Assignment » What you return should be each line of the data containing the string "users".

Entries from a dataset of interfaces
□ □ □

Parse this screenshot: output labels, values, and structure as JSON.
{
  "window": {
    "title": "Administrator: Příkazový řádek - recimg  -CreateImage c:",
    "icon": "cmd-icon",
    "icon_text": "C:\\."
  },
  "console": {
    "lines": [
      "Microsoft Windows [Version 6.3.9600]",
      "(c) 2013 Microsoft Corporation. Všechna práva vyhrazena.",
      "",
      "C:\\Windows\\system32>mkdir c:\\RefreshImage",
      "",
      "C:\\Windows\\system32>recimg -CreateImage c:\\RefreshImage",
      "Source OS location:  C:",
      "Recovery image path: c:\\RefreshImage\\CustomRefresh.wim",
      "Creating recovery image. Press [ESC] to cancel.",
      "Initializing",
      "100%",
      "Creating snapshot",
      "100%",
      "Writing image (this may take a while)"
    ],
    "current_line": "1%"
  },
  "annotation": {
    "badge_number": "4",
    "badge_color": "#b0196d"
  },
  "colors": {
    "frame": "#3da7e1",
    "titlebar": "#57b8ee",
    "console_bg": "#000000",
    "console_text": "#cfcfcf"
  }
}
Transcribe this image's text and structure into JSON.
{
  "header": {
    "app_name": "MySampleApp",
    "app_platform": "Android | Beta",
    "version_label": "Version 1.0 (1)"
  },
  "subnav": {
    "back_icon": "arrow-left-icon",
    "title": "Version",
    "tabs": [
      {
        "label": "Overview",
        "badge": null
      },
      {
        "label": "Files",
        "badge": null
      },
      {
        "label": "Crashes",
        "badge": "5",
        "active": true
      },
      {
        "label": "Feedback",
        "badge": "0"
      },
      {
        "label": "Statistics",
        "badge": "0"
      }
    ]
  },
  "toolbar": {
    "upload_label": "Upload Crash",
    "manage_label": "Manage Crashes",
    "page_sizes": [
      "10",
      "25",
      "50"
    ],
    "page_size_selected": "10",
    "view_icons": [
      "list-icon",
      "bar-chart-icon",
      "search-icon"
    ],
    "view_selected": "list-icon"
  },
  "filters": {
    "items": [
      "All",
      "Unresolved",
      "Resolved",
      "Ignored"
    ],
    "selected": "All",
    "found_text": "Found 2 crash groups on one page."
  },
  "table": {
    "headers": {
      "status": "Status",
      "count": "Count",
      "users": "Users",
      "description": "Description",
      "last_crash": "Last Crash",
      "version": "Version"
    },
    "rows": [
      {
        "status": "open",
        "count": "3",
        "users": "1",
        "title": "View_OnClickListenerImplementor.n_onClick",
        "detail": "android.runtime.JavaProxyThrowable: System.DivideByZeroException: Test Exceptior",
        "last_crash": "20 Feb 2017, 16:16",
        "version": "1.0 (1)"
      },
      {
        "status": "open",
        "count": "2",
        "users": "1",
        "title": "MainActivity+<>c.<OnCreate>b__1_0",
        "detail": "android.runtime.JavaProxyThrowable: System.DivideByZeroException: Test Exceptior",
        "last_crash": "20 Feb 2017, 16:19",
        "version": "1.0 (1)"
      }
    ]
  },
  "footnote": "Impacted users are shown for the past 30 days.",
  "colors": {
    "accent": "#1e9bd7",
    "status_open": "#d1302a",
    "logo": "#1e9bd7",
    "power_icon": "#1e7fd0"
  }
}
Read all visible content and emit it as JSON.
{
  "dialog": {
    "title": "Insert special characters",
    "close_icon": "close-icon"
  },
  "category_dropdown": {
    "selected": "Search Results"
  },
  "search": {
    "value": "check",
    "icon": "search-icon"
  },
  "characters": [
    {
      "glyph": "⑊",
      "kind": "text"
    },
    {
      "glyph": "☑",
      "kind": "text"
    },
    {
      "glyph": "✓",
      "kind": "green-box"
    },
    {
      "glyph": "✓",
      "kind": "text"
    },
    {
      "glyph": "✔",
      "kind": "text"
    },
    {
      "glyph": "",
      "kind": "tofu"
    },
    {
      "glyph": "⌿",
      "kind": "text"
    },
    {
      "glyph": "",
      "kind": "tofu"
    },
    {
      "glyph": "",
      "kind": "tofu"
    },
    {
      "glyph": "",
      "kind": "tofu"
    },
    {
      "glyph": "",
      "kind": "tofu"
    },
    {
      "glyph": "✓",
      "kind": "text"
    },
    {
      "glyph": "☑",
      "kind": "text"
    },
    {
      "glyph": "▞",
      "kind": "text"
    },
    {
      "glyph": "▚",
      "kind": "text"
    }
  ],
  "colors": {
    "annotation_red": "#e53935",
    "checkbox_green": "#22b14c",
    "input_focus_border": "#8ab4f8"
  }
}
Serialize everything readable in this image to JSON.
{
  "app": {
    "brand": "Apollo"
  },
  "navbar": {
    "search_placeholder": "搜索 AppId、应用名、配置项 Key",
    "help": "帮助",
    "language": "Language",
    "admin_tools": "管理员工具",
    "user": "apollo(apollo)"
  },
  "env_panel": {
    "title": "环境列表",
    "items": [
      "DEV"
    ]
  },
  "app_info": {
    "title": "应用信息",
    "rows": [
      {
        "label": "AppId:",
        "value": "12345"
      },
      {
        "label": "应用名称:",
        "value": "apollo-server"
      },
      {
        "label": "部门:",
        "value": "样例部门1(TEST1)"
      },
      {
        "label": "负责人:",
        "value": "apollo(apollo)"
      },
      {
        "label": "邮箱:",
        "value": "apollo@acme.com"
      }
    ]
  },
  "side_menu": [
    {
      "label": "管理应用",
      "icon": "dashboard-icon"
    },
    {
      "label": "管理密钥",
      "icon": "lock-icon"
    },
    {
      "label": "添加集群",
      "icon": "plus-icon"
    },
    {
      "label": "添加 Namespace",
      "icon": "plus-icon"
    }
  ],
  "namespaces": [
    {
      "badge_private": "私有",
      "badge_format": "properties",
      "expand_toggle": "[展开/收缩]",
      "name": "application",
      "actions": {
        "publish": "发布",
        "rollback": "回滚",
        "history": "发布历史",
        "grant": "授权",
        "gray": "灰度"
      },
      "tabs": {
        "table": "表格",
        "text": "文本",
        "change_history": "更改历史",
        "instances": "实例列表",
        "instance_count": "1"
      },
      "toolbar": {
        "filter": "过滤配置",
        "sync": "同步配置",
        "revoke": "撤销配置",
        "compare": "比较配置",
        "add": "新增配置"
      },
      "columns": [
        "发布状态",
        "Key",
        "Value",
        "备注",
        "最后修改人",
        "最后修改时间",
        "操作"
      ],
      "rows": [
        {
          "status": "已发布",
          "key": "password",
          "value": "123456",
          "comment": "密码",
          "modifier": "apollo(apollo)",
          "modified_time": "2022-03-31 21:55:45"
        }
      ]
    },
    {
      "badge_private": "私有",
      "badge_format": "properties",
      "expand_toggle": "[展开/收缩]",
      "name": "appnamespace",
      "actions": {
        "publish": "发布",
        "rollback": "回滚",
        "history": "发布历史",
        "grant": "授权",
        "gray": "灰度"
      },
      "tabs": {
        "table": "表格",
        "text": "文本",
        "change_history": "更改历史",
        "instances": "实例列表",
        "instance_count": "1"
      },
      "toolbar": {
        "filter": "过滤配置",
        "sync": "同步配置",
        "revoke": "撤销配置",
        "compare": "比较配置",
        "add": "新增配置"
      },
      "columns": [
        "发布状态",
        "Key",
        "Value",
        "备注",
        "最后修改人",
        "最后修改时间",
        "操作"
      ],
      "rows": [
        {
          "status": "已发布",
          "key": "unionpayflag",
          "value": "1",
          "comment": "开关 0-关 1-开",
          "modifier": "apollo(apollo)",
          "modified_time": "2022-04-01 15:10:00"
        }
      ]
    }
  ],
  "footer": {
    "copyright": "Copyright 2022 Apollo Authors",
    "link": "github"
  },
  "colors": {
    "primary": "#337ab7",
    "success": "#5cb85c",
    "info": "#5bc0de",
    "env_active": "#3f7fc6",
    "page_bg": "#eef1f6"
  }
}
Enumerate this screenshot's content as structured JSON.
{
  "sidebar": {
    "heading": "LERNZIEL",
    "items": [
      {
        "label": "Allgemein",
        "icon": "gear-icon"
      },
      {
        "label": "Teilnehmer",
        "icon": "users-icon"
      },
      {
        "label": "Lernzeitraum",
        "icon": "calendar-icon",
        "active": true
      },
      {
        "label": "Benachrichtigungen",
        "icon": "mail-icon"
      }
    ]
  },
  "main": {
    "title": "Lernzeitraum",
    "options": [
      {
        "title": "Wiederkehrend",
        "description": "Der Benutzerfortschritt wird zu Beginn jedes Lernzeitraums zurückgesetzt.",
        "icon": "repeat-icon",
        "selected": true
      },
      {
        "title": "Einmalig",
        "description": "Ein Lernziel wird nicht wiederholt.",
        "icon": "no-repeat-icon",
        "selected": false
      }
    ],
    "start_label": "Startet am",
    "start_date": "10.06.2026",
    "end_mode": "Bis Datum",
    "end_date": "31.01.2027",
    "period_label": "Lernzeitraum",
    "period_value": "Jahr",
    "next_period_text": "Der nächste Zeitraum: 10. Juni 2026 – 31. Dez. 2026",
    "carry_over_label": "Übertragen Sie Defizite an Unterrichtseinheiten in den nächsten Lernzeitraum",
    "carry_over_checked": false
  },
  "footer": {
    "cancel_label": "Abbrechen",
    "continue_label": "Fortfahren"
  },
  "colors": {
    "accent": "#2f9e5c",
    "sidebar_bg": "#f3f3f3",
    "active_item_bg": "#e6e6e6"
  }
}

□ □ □

Solution below »
      "users": "Users",
        "users": "1",
        "users": "1",
  "footnote": "Impacted users are shown for the past 30 days.",
        "icon": "users-icon"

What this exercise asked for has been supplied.